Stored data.

•••••

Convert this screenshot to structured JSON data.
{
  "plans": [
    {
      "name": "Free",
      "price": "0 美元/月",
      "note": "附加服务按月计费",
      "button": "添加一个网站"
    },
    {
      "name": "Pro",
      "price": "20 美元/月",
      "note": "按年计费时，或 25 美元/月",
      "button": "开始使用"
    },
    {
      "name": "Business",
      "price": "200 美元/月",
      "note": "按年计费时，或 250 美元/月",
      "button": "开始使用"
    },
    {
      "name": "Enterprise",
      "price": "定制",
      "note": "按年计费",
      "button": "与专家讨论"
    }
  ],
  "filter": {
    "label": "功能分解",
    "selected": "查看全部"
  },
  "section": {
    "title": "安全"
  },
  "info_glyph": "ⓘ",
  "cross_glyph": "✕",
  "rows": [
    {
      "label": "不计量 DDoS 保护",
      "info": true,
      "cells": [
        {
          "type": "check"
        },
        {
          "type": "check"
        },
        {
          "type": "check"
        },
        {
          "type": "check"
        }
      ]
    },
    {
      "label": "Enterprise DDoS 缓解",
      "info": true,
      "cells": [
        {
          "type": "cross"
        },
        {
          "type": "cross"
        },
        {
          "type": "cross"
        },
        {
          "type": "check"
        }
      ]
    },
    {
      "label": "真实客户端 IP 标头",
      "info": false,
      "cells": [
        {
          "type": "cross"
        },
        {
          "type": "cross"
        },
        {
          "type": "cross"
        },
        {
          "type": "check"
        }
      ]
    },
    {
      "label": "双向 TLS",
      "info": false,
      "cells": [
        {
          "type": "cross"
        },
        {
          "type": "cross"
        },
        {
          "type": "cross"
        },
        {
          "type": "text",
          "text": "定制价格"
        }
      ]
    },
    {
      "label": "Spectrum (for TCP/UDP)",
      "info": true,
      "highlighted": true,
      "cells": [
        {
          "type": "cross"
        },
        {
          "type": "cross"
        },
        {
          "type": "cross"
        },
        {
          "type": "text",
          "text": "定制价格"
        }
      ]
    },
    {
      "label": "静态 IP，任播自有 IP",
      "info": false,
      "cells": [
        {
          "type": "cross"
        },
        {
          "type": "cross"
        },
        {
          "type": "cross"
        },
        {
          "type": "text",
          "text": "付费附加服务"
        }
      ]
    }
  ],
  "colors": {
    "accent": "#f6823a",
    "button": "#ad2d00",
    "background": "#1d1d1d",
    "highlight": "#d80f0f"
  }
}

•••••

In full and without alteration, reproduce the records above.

Task answer.
Convert this screenshot to structured JSON data.
{
  "plans": [
    {
      "name": "Free",
      "price": "0 美元/月",
      "note": "附加服务按月计费",
      "button": "添加一个网站"
    },
    {
      "name": "Pro",
      "price": "20 美元/月",
      "note": "按年计费时，或 25 美元/月",
      "button": "开始使用"
    },
    {
      "name": "Business",
      "price": "200 美元/月",
      "note": "按年计费时，或 250 美元/月",
      "button": "开始使用"
    },
    {
      "name": "Enterprise",
      "price": "定制",
      "note": "按年计费",
      "button": "与专家讨论"
    }
  ],
  "filter": {
    "label": "功能分解",
    "selected": "查看全部"
  },
  "section": {
    "title": "安全"
  },
  "info_glyph": "ⓘ",
  "cross_glyph": "✕",
  "rows": [
    {
      "label": "不计量 DDoS 保护",
      "info": true,
      "cells": [
        {
          "type": "check"
        },
        {
          "type": "check"
        },
        {
          "type": "check"
        },
        {
          "type": "check"
        }
      ]
    },
    {
      "label": "Enterprise DDoS 缓解",
      "info": true,
      "cells": [
        {
          "type": "cross"
        },
        {
          "type": "cross"
        },
        {
          "type": "cross"
        },
        {
          "type": "check"
        }
      ]
    },
    {
      "label": "真实客户端 IP 标头",
      "info": false,
      "cells": [
        {
          "type": "cross"
        },
        {
          "type": "cross"
        },
        {
          "type": "cross"
        },
        {
          "type": "check"
        }
      ]
    },
    {
      "label": "双向 TLS",
      "info": false,
      "cells": [
        {
          "type": "cross"
        },
        {
          "type": "cross"
        },
        {
          "type": "cross"
        },
        {
          "type": "text",
          "text": "定制价格"
        }
      ]
    },
    {
      "label": "Spectrum (for TCP/UDP)",
      "info": true,
      "highlighted": true,
      "cells": [
        {
          "type": "cross"
        },
        {
          "type": "cross"
        },
        {
          "type": "cross"
        },
        {
          "type": "text",
          "text": "定制价格"
        }
      ]
    },
    {
      "label": "静态 IP，任播自有 IP",
      "info": false,
      "cells": [
        {
          "type": "cross"
        },
        {
          "type": "cross"
        },
        {
          "type": "cross"
        },
        {
          "type": "text",
          "text": "付费附加服务"
        }
      ]
    }
  ],
  "colors": {
    "accent": "#f6823a",
    "button": "#ad2d00",
    "background": "#1d1d1d",
    "highlight": "#d80f0f"
  }
}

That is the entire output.